Directions :: Copy each line of the entries below that contains the string "Single".

[App and web page records]
····················
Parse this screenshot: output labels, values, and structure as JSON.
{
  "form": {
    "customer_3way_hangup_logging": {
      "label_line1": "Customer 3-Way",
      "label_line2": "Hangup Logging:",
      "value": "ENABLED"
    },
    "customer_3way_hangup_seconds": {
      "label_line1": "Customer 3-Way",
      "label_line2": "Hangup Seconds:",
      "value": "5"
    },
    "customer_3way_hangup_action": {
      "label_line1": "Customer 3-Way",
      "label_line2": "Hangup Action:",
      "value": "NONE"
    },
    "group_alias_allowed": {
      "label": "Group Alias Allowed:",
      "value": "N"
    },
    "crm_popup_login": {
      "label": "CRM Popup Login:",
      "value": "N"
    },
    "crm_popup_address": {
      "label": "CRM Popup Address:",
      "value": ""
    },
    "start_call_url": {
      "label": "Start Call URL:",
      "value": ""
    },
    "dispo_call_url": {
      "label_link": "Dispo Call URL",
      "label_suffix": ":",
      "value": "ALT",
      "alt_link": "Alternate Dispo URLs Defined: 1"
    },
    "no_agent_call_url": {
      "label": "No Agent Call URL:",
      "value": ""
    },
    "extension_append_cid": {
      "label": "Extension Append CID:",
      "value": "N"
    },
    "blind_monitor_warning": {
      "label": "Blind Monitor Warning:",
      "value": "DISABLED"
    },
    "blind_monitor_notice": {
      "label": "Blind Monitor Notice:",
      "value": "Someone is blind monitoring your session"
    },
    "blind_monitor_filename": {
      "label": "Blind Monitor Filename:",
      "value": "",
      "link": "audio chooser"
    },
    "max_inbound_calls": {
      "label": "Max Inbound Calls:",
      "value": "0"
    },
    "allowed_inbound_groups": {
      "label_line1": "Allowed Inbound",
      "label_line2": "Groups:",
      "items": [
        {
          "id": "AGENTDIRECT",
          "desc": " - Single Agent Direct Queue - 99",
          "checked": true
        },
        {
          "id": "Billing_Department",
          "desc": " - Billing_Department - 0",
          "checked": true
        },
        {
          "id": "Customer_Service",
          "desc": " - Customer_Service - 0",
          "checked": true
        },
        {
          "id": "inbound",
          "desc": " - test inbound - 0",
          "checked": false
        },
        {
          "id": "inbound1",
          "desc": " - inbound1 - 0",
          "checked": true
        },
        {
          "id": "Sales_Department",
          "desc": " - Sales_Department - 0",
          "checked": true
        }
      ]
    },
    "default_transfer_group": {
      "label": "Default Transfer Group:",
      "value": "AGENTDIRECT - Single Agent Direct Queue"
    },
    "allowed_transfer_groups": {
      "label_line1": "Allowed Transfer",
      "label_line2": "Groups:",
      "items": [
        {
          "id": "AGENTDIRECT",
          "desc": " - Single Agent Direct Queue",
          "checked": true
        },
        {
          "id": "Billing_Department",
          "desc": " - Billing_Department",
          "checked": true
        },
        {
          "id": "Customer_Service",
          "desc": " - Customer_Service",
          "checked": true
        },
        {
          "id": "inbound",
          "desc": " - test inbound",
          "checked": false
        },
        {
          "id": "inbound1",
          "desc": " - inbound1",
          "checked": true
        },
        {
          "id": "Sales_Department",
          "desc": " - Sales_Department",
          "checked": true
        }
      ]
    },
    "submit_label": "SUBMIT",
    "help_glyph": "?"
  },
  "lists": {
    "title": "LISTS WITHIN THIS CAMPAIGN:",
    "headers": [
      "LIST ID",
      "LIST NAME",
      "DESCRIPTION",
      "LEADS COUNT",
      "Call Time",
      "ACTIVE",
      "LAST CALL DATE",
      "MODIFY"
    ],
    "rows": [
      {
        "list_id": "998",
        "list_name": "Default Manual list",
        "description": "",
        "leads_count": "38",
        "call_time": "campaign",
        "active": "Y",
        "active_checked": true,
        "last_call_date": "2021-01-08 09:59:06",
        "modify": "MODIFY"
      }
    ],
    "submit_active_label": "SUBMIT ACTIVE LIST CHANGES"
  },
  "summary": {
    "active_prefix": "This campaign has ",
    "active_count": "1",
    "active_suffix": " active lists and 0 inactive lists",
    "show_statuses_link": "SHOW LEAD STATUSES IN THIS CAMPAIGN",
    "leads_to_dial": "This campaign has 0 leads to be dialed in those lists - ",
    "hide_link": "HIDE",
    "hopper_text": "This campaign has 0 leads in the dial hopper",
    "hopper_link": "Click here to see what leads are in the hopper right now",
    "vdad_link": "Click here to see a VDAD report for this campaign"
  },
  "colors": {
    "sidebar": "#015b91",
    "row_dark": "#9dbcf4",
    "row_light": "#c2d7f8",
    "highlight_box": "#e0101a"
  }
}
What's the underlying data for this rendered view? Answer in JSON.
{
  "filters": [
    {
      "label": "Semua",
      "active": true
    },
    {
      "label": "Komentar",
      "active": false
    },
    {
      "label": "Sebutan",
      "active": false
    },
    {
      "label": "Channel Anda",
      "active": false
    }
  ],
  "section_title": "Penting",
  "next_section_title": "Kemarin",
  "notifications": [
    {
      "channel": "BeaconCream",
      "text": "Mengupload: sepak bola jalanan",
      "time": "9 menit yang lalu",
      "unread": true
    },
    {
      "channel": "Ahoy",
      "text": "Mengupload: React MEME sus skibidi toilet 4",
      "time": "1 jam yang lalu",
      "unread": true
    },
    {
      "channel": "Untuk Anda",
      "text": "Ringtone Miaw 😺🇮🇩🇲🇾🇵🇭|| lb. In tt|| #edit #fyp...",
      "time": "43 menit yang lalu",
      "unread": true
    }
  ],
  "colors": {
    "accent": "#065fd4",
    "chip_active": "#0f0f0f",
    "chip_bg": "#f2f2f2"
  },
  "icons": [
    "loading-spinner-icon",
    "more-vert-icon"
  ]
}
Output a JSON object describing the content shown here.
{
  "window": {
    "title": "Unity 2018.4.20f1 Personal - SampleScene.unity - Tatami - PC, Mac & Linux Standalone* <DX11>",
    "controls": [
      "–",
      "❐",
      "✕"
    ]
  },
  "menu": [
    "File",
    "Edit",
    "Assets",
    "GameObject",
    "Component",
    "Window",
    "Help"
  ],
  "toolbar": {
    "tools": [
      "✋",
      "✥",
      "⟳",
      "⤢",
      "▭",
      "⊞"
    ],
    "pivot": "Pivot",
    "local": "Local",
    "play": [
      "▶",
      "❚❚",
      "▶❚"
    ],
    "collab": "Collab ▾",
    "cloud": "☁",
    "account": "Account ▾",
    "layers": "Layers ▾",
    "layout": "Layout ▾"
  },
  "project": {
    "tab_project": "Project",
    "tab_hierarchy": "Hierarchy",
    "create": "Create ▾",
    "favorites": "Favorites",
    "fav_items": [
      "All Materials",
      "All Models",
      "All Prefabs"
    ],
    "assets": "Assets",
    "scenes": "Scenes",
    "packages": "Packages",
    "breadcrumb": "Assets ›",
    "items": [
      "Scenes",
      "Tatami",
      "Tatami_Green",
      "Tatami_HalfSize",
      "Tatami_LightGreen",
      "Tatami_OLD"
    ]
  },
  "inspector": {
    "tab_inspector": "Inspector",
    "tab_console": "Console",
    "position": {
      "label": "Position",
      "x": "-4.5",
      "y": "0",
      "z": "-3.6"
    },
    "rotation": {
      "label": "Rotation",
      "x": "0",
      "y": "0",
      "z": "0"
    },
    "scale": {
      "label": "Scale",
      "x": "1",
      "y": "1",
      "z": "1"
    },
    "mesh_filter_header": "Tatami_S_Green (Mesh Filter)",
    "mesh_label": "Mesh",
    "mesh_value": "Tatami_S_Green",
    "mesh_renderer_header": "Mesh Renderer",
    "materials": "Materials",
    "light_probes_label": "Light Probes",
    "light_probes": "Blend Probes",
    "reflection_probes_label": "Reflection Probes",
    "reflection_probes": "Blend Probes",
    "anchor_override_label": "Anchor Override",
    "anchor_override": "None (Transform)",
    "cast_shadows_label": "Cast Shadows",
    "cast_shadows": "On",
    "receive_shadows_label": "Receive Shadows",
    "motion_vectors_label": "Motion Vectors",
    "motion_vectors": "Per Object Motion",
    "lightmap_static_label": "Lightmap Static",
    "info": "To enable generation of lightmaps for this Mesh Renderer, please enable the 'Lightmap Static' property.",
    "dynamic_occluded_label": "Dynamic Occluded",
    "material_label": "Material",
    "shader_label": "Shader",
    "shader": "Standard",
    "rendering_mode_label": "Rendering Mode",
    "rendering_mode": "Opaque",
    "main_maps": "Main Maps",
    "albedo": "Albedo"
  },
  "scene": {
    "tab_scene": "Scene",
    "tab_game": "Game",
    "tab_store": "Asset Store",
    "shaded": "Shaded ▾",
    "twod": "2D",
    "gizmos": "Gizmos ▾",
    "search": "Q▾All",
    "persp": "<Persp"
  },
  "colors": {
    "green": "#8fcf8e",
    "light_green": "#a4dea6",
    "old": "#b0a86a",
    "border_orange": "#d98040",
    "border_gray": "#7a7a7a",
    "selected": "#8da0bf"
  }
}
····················
Written response ::
          "desc": " - Single Agent Direct Queue - 99",
      "value": "AGENTDIRECT - Single Agent Direct Queue"
          "desc": " - Single Agent Direct Queue",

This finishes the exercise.